French and Italian
Date of review: November 6, 2014 | Reviewed by: Charmaine Mok
It’s easy to forget that Pak Tsz Lane park exists, that little courtyard flanked by small alleyways leading from Hollywood Road, Aberdeen Street, Gage Street and Peel Street. It’s the perfect little hideaway that places like Neighborhood were meant to inhabit – discreet, insider, and away from the well-trodden thoroughfare. The restaurant is small, with just a handful of tables, bar seating, and a comfortable banquet out front, done up in smart shades of grey with dark wood. Don’t be fooled by the homely name: Neighborhood is more Chelsea than Croydon, with a simple elegance that sets the scene for the food and wine. Our suggestion: book the hidden private room in the back. The acoustics in the main restaurant suffers from those sleek, hard surfaces, and it takes just one loud group to leave your ears ringing.
The menu at Neighborhood changes weekly, with seasonal ingredients and daily specials at the heart of it. Chef-owner David Lai (behind other successful restaurants such as On Lot 10, Bistronomique, and Kushiyaki Beco), is a champion of nose-to-tail dining, and his classical French training coupled with Mediterranean sensibilities shows through in a concise menu that showcases dishes such as artichoke barigoule, various homemade pastas, and an update on bouillabaisse. In an excellent charcuterie platter, we love the silky, melt-on-the-tongue curls of lardo (flecked with just a little bit of chilli flakes), while a mackerel crudo was fresh with peppery rocket, radishes, and tart nubs of pomegranate. The latter would have been better with a touch more acidity and salt, as the fish wasn’t quite flavoursome enough to justify the light amount of seasoning. We’d also say the same of the wagyu beef tartare; while the Cantabrian anchovies added the salty tang, we missed the zing and crunch from more traditional capers and onions. On a plus point, Lai is not afraid to cook items like pig’s feet and sweetbreads, and to tackle tripe in a city that gets evangelical about beefy innards is certainly a sign of confidence. Done Roman-style, the tripe gratin is flavoursome and tender, clearly a result of conscientious slow-cooking and copious amounts of tomato, garlic, and wine. There’s also trendy bone marrow in a textbook perfect risotto (over which we request pungent shavings of white Alba truffle), and crispy frog leg fritters in a tomato concasse, its sharp base mellowed out by a gooey onsen egg. Do not – and we repeat, do not – leave without trying the chocolate palette, a dessert that impressed even those ambivalent about cocoa. A crisp, slightly salty pastry base holds a luxuriously silky chocolate ganache filling that is perfectly balanced in sweetness.
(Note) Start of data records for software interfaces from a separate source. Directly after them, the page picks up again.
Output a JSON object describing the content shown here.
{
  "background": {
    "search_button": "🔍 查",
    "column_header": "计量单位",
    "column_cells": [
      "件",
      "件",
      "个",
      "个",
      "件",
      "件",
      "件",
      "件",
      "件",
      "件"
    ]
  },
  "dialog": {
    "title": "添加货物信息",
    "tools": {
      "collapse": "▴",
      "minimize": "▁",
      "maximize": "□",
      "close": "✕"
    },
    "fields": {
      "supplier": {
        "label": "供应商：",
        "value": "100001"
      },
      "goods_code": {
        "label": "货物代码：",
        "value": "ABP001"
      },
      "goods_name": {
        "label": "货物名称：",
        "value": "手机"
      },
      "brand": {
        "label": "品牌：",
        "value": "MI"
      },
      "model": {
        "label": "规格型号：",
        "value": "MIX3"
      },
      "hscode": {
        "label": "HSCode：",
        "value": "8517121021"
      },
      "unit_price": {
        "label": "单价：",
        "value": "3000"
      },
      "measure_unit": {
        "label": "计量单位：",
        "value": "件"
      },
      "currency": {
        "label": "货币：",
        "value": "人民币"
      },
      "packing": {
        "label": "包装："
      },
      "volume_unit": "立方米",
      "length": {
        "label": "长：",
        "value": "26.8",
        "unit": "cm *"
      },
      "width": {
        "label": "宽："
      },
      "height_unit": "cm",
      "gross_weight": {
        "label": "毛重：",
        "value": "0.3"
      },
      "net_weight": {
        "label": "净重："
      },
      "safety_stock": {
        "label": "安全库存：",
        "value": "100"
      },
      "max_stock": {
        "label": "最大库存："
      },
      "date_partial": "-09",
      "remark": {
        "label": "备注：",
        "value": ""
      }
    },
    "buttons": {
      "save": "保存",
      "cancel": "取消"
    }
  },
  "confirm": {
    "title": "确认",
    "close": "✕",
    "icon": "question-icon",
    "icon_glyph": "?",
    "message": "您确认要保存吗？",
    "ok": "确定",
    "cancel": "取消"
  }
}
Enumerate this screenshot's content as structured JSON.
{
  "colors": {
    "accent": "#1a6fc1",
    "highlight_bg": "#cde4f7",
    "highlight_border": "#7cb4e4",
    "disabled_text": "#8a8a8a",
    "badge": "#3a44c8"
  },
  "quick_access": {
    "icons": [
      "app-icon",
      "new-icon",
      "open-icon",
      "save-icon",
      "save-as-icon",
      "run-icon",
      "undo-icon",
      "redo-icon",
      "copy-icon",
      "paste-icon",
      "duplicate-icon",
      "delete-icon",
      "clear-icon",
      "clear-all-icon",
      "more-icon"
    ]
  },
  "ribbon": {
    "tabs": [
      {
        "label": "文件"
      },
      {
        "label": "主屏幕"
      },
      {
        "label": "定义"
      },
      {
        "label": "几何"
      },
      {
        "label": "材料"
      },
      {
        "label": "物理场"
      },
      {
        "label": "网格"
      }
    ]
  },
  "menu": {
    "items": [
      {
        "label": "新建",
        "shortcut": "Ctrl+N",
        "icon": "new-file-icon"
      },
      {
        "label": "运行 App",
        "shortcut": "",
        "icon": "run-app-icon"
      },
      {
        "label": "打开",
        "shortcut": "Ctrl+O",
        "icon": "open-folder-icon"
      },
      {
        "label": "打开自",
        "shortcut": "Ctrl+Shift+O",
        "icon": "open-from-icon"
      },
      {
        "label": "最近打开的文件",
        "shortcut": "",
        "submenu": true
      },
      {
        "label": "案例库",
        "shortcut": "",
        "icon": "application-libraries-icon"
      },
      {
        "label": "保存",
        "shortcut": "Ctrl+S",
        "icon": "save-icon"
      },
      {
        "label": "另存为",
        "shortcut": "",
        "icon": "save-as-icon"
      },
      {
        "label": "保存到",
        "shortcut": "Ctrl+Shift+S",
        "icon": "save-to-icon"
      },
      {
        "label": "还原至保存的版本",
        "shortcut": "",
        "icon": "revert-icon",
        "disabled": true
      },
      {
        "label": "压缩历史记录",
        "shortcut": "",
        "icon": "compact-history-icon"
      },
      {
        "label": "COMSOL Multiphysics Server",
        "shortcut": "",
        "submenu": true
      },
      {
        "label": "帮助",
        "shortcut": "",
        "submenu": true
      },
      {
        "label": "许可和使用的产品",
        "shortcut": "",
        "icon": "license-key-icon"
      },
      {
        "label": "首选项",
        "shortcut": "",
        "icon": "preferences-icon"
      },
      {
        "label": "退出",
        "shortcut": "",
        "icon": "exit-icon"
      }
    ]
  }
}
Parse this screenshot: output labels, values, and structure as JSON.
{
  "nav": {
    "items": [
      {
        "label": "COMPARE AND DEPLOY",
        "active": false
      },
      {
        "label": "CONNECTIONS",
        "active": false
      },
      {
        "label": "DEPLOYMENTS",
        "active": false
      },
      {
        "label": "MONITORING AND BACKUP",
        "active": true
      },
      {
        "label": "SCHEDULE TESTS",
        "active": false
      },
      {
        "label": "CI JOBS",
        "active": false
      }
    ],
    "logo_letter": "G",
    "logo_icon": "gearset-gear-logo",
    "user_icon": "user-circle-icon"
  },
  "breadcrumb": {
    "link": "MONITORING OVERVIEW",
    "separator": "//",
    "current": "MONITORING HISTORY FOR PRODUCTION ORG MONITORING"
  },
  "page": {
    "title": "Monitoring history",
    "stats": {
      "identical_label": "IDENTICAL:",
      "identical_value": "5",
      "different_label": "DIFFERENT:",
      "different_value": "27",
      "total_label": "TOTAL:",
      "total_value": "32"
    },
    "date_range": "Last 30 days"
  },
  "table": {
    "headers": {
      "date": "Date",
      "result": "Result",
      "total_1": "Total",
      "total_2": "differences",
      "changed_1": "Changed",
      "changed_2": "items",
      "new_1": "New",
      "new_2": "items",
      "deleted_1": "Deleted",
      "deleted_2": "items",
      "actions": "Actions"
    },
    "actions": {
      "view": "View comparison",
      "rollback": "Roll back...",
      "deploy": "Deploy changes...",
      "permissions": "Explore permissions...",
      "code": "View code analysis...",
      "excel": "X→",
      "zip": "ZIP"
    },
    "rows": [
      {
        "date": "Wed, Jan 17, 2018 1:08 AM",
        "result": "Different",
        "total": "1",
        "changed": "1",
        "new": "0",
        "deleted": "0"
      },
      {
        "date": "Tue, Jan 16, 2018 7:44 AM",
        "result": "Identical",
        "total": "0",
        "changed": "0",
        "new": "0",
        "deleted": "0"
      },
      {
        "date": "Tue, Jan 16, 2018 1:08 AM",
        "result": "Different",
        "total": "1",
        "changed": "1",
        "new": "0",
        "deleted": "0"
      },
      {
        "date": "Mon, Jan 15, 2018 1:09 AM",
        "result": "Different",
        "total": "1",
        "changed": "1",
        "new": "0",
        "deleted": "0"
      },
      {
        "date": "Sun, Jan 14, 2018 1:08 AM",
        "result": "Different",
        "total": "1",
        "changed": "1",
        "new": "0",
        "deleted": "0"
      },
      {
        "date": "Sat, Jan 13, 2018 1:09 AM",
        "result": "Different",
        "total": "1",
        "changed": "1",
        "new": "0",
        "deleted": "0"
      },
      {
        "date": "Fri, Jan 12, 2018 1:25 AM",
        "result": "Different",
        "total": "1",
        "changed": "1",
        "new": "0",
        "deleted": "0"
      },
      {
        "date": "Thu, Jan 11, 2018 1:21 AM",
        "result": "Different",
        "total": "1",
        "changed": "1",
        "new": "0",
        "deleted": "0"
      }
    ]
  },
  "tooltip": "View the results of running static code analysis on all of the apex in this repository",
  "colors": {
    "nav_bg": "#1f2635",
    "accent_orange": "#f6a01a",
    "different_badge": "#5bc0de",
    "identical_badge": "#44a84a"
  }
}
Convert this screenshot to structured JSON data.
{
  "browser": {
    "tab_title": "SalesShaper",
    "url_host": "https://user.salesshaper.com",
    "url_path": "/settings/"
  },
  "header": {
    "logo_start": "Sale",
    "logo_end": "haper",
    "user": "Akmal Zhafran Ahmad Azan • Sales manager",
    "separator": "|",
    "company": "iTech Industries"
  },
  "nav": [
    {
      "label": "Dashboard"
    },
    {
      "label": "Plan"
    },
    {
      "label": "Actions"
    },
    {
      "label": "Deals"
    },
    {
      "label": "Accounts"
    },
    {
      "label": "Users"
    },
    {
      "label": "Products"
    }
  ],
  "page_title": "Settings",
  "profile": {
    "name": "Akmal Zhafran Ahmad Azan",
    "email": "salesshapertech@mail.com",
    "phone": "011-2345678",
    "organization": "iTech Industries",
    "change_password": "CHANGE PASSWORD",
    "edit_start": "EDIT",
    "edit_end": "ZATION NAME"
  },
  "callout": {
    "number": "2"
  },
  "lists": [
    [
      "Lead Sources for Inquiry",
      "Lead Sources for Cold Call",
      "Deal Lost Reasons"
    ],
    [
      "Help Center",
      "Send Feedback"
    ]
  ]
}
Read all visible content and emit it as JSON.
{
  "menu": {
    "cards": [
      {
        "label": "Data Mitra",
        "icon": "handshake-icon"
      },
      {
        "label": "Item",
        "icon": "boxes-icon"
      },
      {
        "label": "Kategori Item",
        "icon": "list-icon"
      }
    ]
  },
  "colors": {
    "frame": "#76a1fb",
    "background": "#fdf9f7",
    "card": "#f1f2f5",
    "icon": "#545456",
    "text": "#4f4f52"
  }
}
Like the food menu, the wine list is kept small and changes frequently, with boutique labels and natural wines – all available by the glass and with reasonable mark-ups for Central. The minerally Pouilly-Fumé Domaine Lebrun 2012 was a muscular match for most of the dishes we had.
As expected of a restaurant with such a friendly name, the service is convivial and relaxed. Recommendations come keenly (though sometimes we felt we were being pushed a bit hard to go for the supplementary white truffles) and staff make an effort to explain the menu. For a small restaurant though, we would have liked closer attention to detail: none of our (small) plates were changed, problematic considering the many dishes that came with different sauces.
A meal for two with a glass of wine each will come to about HK$1,000 (service charge is not included in the bill). Portions are well priced and for the Central location the cost is rather reasonable.